** Supplied material follows **

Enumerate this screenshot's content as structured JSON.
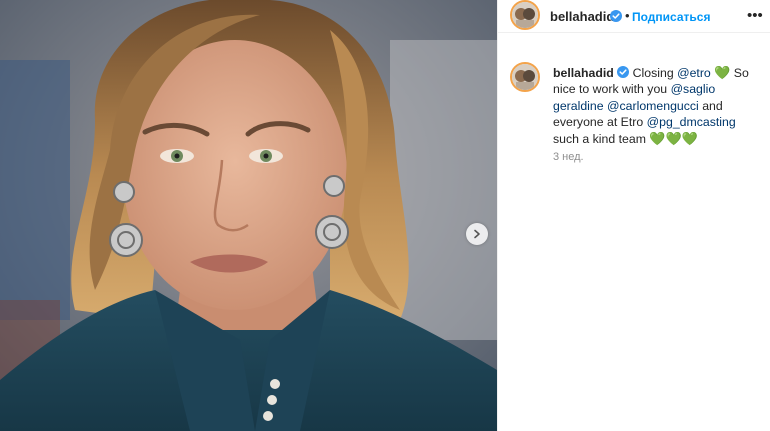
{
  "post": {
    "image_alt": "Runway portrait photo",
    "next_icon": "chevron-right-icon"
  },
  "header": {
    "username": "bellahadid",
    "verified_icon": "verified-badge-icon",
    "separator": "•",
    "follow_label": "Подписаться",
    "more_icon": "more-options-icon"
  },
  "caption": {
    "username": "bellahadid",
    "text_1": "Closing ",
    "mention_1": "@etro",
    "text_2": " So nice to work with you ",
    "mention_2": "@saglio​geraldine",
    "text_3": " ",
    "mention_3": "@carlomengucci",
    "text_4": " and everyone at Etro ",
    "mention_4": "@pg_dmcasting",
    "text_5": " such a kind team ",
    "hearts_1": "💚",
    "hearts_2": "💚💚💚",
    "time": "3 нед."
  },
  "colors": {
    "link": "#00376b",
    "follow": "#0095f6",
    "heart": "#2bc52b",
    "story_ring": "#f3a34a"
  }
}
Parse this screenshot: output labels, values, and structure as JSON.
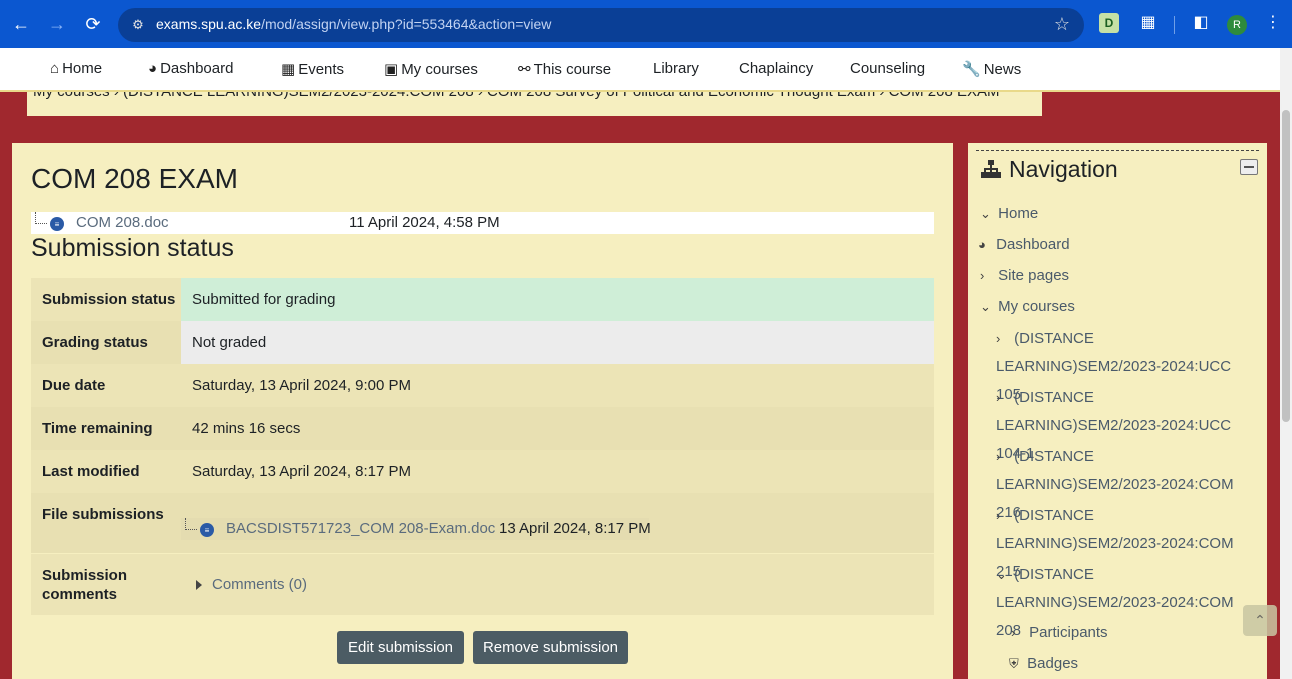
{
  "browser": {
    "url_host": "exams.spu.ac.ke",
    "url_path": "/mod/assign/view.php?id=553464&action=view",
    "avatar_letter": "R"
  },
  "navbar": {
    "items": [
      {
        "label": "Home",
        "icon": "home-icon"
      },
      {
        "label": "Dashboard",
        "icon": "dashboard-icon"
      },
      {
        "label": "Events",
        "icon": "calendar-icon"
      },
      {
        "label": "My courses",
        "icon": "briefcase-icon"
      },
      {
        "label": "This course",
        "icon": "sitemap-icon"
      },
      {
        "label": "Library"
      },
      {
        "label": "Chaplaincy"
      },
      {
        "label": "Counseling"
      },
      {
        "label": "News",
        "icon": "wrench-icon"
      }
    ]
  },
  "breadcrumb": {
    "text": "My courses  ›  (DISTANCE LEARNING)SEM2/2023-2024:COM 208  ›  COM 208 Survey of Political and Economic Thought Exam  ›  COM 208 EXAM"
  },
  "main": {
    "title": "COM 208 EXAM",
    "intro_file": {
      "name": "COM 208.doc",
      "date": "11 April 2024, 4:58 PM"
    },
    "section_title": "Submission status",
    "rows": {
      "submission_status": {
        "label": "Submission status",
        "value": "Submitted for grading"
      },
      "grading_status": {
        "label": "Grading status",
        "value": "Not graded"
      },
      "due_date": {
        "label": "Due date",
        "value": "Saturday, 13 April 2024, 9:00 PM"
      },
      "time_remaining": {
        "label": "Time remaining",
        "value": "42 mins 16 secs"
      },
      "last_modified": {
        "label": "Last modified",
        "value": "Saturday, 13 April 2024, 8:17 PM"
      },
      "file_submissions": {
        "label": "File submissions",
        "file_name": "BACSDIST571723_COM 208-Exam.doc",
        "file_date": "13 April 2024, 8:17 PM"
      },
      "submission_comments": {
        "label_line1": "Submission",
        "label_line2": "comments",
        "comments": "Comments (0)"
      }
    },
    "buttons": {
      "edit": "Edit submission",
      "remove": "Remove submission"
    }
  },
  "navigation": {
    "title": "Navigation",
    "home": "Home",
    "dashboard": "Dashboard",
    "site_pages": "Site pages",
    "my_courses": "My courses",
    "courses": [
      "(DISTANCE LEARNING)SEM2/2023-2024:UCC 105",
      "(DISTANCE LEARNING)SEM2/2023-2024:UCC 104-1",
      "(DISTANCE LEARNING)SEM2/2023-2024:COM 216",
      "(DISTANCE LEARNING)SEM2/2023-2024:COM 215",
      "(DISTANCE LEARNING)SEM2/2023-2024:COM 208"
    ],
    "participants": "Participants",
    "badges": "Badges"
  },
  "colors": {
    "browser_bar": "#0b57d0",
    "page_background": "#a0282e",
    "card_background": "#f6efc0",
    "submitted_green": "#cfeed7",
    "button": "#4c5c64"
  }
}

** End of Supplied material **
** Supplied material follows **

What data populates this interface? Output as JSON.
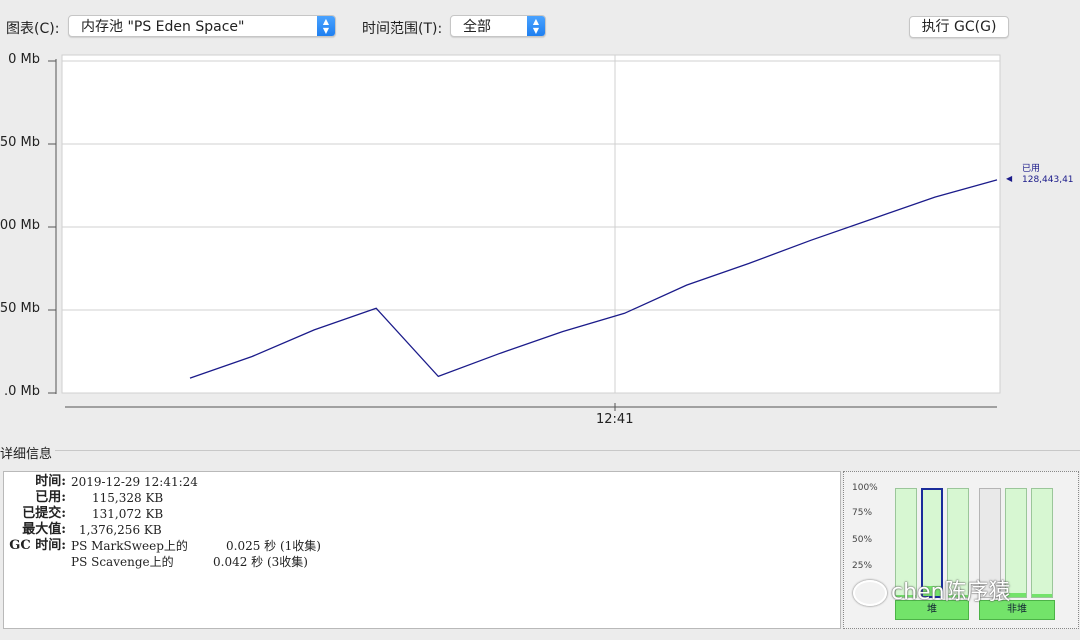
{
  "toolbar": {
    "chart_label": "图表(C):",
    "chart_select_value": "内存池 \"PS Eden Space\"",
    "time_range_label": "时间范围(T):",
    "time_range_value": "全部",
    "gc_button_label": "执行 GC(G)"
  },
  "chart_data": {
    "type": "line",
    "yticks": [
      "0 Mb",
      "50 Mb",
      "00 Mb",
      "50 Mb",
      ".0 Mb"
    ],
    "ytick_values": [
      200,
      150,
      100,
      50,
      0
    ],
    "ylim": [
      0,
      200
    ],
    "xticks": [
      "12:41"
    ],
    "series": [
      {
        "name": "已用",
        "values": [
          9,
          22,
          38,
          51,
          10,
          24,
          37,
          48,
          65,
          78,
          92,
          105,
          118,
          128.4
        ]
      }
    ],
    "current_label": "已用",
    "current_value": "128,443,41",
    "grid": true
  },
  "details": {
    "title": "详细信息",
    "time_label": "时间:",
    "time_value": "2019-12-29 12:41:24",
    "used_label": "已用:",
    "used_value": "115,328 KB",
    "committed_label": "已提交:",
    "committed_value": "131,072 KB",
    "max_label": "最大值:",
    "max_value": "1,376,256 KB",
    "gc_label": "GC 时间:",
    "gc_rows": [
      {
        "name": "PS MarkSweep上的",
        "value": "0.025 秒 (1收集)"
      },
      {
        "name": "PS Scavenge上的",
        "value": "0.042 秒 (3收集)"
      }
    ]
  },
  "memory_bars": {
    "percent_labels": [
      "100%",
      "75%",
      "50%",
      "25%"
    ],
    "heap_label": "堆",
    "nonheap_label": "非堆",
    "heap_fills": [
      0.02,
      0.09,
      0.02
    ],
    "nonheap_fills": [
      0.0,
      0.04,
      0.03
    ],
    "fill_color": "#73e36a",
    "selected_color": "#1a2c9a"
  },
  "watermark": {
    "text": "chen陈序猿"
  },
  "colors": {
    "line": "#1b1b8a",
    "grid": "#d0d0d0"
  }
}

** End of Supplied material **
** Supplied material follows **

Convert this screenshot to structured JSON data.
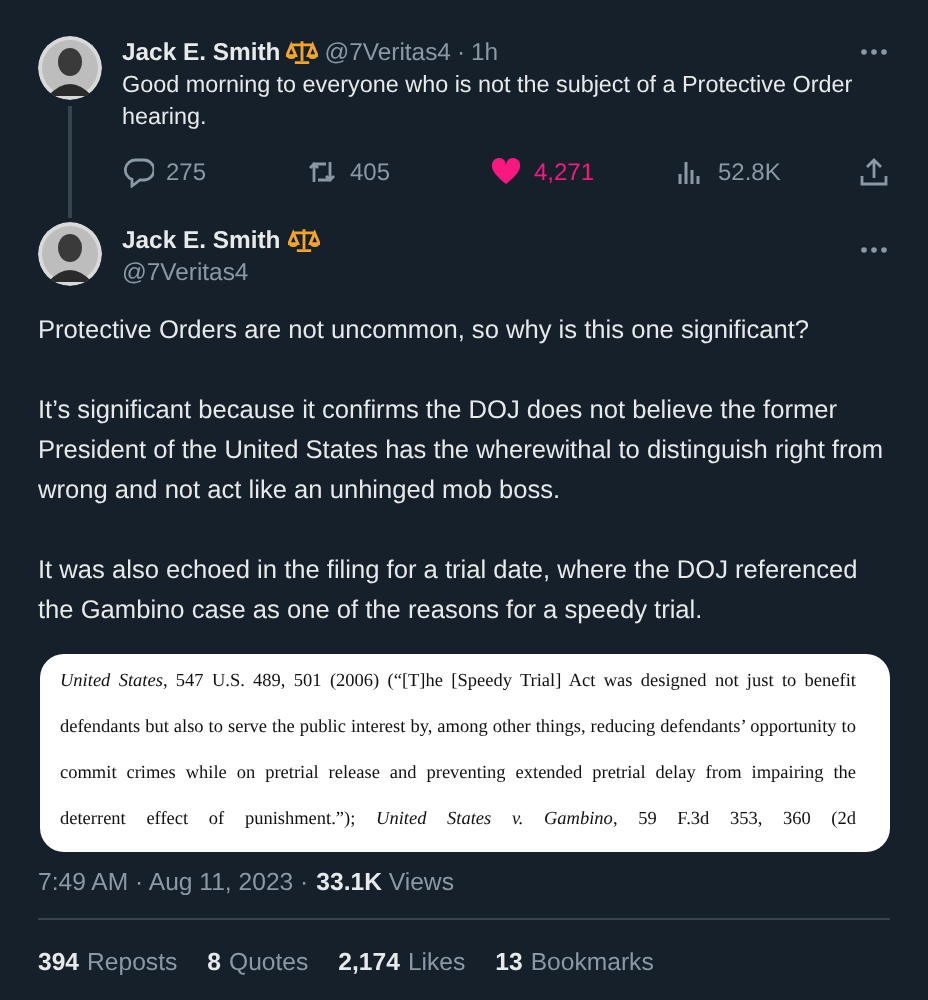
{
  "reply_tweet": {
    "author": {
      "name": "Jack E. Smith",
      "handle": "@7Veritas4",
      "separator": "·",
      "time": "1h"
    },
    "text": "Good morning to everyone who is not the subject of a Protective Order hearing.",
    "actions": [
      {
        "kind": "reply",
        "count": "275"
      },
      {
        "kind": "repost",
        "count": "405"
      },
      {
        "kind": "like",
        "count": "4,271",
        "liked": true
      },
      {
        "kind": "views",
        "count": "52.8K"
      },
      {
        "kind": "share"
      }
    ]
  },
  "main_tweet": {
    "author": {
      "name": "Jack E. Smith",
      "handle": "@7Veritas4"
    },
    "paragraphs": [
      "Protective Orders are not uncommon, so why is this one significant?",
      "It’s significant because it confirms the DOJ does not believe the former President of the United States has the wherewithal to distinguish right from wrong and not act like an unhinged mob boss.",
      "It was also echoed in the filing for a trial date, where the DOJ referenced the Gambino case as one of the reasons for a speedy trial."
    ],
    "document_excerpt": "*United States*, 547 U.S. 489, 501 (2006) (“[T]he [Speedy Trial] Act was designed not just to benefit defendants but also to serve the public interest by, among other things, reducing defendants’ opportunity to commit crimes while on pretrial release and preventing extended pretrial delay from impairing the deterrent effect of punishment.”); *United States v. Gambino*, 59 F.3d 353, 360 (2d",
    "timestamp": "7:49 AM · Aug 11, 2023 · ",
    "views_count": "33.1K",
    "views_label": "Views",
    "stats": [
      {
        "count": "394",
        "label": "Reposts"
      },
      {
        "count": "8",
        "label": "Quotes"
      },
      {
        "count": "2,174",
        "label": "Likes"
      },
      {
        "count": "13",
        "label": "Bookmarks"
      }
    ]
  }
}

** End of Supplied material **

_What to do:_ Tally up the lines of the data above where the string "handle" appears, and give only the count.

_Exercise solution:_ 2